There are some things that are good in theory but just don’t quite work right in-the-wild. Then there are things that are just never a good idea at any point from concept to creation, ever. Take, for example, this horrifying “water slide” that actually graced a New Jersey water park for a few brief runs in the 1980s.
That, dear readers, is the Cannonball Loop at Action Park in New Jersey and it’s creators apparently knew absolutely nothing about physics. Let me set the scene for you with a description of what it took just to get on this “ride” (from io9):
A good portion of those who wanted to were nixed because of inappropriate attire— anyone wearing anything with zippers or grommets or anything that could possibly cause a snag was turned away. Too big? Sorry, you could get stuck. Too small? Ooh, you probably won’t get up enough speed to clear the top.

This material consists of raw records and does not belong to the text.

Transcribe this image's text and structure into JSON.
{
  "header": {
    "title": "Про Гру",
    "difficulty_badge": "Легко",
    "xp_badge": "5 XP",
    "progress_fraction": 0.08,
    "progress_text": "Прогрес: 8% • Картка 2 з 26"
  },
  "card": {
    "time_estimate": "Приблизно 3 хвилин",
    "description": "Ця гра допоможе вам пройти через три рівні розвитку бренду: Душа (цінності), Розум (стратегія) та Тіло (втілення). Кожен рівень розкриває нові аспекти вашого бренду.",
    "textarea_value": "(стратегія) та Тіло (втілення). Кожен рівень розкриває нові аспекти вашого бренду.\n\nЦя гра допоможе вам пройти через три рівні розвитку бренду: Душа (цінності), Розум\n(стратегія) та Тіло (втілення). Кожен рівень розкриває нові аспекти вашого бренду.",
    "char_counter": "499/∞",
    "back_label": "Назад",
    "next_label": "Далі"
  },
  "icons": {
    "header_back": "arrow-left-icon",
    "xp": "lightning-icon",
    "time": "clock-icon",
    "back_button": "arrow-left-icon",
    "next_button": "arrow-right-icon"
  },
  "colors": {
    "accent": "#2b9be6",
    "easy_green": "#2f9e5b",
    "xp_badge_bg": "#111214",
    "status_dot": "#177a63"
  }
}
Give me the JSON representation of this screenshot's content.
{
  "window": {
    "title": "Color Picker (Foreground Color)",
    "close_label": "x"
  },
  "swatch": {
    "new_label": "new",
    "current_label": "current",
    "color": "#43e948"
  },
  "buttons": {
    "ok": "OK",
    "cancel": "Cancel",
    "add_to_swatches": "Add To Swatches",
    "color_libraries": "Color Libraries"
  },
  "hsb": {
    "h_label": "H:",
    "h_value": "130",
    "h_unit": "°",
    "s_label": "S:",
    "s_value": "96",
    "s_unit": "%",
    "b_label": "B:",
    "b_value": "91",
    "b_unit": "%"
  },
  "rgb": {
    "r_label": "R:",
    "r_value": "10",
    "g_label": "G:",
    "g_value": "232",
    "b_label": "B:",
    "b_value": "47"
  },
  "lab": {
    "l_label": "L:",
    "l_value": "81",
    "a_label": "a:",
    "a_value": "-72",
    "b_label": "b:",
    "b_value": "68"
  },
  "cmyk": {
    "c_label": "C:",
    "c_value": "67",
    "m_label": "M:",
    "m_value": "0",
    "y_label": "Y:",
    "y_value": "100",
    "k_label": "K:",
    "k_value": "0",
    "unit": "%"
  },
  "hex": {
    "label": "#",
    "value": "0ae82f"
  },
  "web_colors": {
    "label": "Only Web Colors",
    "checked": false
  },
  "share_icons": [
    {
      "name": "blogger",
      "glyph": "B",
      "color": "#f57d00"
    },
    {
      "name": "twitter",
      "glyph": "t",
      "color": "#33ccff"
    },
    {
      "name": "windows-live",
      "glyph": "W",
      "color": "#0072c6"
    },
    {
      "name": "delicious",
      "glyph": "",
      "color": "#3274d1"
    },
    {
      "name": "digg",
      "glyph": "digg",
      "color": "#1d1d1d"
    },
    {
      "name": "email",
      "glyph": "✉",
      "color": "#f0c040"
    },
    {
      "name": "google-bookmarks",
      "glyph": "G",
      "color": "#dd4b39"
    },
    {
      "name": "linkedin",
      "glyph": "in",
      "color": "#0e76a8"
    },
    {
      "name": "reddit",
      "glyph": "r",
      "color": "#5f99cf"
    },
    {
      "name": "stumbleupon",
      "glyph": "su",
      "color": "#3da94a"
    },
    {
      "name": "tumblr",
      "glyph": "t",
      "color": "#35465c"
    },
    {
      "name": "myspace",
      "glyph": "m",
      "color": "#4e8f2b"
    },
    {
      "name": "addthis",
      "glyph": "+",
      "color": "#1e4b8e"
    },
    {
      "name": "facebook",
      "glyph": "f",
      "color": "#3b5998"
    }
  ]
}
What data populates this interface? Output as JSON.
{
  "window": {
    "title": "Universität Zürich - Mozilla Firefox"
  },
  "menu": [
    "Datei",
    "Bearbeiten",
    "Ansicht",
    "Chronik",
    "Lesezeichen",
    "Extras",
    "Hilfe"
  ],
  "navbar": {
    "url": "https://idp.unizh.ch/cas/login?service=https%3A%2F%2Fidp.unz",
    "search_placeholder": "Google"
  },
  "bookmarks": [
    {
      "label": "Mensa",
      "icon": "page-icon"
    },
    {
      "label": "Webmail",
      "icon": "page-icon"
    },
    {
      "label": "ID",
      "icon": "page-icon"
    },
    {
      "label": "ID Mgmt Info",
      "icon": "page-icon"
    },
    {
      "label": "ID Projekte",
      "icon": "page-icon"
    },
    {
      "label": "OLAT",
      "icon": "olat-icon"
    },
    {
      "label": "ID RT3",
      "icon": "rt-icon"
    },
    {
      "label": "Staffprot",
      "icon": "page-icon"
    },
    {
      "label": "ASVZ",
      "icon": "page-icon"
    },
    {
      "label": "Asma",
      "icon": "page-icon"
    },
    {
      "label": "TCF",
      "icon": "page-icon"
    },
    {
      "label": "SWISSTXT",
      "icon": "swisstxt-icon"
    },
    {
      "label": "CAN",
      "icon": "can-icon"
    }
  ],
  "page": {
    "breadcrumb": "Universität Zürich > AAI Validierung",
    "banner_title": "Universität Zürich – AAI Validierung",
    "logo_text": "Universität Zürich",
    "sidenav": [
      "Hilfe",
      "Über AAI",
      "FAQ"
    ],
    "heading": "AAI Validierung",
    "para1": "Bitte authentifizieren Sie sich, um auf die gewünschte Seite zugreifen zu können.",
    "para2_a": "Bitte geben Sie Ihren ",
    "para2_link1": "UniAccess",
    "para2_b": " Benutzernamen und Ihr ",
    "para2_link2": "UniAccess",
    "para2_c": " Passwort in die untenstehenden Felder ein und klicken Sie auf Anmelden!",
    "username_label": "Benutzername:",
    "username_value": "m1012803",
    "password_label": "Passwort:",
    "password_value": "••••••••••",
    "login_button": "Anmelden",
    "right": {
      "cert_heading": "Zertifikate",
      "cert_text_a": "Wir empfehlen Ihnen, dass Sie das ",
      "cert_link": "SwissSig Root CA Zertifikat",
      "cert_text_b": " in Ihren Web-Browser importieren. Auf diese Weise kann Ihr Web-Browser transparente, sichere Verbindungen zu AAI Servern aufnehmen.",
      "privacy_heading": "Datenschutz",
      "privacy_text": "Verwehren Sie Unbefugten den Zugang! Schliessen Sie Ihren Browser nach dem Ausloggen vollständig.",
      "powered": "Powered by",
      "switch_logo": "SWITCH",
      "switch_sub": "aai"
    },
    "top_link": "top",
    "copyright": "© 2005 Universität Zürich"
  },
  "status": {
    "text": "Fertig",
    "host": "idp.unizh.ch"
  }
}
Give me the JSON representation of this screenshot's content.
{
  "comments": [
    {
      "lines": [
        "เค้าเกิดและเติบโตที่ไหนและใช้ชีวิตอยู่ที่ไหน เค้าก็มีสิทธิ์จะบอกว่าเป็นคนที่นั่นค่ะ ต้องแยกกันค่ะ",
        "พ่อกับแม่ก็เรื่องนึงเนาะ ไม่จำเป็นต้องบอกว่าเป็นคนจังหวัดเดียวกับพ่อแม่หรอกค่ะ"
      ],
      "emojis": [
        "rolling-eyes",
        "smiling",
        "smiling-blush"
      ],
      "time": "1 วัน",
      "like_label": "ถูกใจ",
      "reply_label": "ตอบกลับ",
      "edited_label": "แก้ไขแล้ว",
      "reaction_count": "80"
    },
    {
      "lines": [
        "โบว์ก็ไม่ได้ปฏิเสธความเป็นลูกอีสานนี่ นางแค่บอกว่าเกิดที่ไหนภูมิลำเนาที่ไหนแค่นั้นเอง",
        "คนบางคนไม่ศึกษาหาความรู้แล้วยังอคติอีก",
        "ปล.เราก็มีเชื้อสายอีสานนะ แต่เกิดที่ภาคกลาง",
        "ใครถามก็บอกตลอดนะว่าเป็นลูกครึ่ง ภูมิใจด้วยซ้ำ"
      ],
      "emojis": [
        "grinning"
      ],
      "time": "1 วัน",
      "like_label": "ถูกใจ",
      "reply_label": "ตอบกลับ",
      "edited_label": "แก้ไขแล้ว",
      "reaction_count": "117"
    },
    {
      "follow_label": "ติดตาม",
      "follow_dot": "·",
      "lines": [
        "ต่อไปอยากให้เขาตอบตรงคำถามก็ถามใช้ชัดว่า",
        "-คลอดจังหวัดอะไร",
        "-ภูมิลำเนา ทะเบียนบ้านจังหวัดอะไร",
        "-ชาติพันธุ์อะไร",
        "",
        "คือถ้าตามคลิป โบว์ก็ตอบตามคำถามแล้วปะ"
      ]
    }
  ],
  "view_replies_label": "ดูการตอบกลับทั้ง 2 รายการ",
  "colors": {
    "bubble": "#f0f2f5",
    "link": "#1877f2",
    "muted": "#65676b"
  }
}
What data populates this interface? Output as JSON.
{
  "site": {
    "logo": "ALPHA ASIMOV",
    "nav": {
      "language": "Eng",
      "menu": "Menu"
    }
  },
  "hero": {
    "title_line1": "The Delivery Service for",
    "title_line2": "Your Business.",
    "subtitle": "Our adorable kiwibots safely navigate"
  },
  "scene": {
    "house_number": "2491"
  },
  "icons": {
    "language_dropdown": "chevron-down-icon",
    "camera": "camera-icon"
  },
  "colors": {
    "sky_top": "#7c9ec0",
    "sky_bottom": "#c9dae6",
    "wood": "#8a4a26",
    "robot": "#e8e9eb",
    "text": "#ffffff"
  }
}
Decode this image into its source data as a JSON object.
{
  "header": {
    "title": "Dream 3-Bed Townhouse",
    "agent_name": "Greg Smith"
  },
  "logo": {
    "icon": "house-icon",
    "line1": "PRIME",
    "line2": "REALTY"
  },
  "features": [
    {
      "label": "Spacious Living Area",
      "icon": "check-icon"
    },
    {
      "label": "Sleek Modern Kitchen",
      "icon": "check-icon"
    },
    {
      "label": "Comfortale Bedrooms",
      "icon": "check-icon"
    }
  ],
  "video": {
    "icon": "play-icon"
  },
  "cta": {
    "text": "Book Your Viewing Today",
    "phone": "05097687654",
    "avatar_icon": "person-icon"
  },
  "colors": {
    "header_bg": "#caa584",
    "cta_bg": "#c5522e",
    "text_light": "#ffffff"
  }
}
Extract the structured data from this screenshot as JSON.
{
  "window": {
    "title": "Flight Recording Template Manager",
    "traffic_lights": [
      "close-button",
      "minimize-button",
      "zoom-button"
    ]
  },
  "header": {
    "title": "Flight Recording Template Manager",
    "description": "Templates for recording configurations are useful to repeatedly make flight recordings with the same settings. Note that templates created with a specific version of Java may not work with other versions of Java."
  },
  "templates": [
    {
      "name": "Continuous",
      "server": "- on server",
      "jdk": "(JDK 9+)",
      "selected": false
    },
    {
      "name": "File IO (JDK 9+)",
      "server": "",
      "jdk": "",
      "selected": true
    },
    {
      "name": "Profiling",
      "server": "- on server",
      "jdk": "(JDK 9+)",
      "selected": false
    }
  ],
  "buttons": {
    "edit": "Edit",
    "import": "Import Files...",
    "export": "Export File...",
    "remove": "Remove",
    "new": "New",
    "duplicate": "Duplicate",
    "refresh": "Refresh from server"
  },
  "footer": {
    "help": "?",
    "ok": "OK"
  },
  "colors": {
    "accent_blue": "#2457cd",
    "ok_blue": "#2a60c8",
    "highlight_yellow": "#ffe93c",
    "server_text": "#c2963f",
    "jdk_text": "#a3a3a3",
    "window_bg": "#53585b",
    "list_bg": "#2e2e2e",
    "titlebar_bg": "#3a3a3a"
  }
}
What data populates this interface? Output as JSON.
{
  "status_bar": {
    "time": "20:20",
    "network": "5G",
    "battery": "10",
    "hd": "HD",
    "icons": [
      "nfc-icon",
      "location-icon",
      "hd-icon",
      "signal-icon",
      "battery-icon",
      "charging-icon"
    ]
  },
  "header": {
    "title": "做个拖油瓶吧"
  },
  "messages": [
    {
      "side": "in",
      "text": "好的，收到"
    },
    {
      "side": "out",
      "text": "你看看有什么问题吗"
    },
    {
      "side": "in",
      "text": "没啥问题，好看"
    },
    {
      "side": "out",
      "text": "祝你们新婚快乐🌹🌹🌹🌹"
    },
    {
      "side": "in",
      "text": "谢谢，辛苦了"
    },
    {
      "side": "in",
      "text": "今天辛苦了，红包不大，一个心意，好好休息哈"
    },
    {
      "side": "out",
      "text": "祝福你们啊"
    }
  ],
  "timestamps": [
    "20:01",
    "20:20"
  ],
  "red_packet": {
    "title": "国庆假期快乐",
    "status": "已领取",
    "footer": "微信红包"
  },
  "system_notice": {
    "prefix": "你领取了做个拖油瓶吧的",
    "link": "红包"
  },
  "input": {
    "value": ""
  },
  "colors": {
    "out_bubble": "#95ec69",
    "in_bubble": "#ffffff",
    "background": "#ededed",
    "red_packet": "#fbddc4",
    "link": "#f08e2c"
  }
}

And they weren’t kidding about the “getting stuck” part. The ride literally looks like it was made of some sort of pipe probably only 15-ish inches across. Look at the size of that grown man compared to the width of the water slide designed for grown men.
Oh yea, it didn’t even empty into a body of water, just a dirty mat that was hosed down … like a slip and slide that you’re catapulted on to.
But back to the ride requirements. If you were too small you couldn’t ride because you wouldn’t make it to the top of the loop. Which really just means that you would make it partially to the top of the loop then crash painfully back down to the bottom, where you could then crawl out of an escape hatch built in for this express purpose. Not joking. Even if you did manage to clear the top you still weren’t safe. Check out this rider’s story:
I vividly remember the sensation of my feet going up as I realized “Here comes the loop!” I remember being ecstatic when I had cleared the pinnacle of the loop, however the worst was yet to come. Apparently my sub 100 lbs. body was not heavy enough for the ride and rather the sticking to the slide on the back end of the loop, I actually fell to the bottom of the loop. I smacked the back of my head on the slide and was nearly knocked unconscious. It was then I saw light as I sputtered out of the exit of the tube [...] I was able to orient myself enough to get to my feet and smile with pride as the stunned crowd cheered for the little kid who just went down the most dangerous water slide of all time. It was closed again within minutes and although I went to the park a dozen times after that day I never saw that slide opened again.
Most of the riders were apparently park employees who were paid to test the slide. But despite no one wanting to ride Satan’s water slide … I mean Cannonball Loop … again, the park still decided to go ahead with it for a bit. Until officials walked in and shut it down like sane people.
According to the most common reports circulating around the internet, the Loop was open for one month during the summer of 1985 before being shut down by the New Jersey Carnival Amusement Ride Safety Advisory Board.
For more information and terrifying stories related to this king of bad ideas, check out the full io9 article.